LONDON — American rapper A$AP Rocky has been charged with assault in Sweden and will be go on trial next week, Swedish prosecutors and his lawyer said Thursday.
Rocky’s lawyer, Slobodan Jovicic, announced in a news conference that the trial will start on Tuesday.
The public prosecutor recommends that three days be set aside for the hearing, the Swedish Prosecution Authority said in a separate statement, adding that Rocky will remain in jail until the trial date.
President Donald Trump has involved himself in the case at the behest of first lady Melania Trump and rapper Kanye West and has offered to “personally vouch” for Rocky’s bail.
In a response to a question about whether Rocky had heard about Trump’s statements, Jovicic said his client was thankful for the support shown “by a lot of different people.”
The rapper, whose real name is Rakim Mayers, 30, was detained on “probable grounds for serious assault” on July 3. He was in Sweden to headline Smash x Stadion, a two-day hip-hop festival in the country’s capital.

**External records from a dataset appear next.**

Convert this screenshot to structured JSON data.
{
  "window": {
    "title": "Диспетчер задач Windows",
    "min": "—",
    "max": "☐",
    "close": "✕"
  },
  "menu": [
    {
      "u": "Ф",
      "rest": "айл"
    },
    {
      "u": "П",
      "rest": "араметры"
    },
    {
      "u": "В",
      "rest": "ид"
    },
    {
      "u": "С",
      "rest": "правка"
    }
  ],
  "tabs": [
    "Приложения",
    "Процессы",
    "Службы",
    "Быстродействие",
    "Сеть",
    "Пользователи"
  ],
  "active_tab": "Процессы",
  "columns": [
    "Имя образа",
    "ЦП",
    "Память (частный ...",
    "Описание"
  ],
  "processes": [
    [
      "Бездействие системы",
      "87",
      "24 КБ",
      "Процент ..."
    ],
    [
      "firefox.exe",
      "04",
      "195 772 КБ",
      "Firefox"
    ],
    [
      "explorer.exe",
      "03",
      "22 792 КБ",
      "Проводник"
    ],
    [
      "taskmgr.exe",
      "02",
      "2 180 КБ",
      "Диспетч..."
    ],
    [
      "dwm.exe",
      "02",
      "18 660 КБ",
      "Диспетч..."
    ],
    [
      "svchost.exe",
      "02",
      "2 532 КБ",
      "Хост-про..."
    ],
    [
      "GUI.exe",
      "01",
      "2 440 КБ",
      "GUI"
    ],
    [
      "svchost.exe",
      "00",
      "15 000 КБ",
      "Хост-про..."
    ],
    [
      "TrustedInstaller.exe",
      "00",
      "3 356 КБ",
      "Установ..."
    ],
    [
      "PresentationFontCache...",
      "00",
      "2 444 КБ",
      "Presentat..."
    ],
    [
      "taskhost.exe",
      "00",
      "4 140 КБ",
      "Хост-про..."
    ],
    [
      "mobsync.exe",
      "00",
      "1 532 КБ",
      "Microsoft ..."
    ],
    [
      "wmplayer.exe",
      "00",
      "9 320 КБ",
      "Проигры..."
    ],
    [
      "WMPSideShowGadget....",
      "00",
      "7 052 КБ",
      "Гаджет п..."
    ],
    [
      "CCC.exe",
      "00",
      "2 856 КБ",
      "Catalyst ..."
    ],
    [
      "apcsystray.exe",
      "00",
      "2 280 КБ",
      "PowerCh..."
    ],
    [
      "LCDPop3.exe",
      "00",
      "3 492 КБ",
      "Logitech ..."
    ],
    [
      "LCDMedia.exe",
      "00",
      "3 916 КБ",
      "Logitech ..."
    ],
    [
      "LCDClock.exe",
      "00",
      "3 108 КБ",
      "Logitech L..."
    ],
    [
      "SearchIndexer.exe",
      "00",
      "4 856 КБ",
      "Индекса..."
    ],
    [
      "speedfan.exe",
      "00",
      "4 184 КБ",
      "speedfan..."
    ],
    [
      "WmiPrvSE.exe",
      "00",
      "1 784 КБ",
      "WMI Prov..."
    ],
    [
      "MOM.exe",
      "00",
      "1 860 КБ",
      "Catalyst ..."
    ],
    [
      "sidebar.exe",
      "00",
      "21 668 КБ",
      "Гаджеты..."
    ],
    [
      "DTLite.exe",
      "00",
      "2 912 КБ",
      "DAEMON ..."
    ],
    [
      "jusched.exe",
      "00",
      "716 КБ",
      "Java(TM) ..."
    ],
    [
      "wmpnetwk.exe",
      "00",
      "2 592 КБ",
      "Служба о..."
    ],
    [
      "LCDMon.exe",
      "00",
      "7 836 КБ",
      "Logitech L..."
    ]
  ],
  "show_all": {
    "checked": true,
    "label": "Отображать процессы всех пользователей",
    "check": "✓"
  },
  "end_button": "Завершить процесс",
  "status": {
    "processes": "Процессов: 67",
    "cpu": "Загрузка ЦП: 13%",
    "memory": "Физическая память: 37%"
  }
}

“I have today commenced criminal proceedings against the three individuals suspected of assault causing actual bodily harm, having come to the conclusion that the events in question constitute a crime and despite claims of self-defense and provocation,” public prosecutor Daniel Suneson Thursday.
Rocky and members of his entourage were alleged to have been involved in a brawl on June 30 in downtown Stockholm in which authorities said a person was beaten and cut with broken bottles. He has denied the assault accusation.
Jovicic has maintained that Rocky and his associates were acting in self-defense after being provoked by the other men on the street.
“They begged and pleaded to be left alone,” he said.
Last week, a district court judge ruled that Rocky was a flight risk and should remain in jail while the prosecutor’s office investigated the case.
Rocky’s arrest has caused an uproar among celebrities in the U.S., with Kim Kardashian West and Justin Bieber among those calling for Sweden to free him.
Trump responded to calls to help Rocky and tweeted last week that he would call “the very talented Prime Minister of Sweden to see what we can do about helping” Rocky.
However, the next day Sweden’s Prime Minister Stefan Löfven warned that Rocky would not get special treatment despite Trump’s public intervention in the case.
“I will explain that the Swedish judicial system is independent,” Löfven said of a possible call with the president.
“In Sweden, everyone is equal before the law, and this includes visitors from other countries.”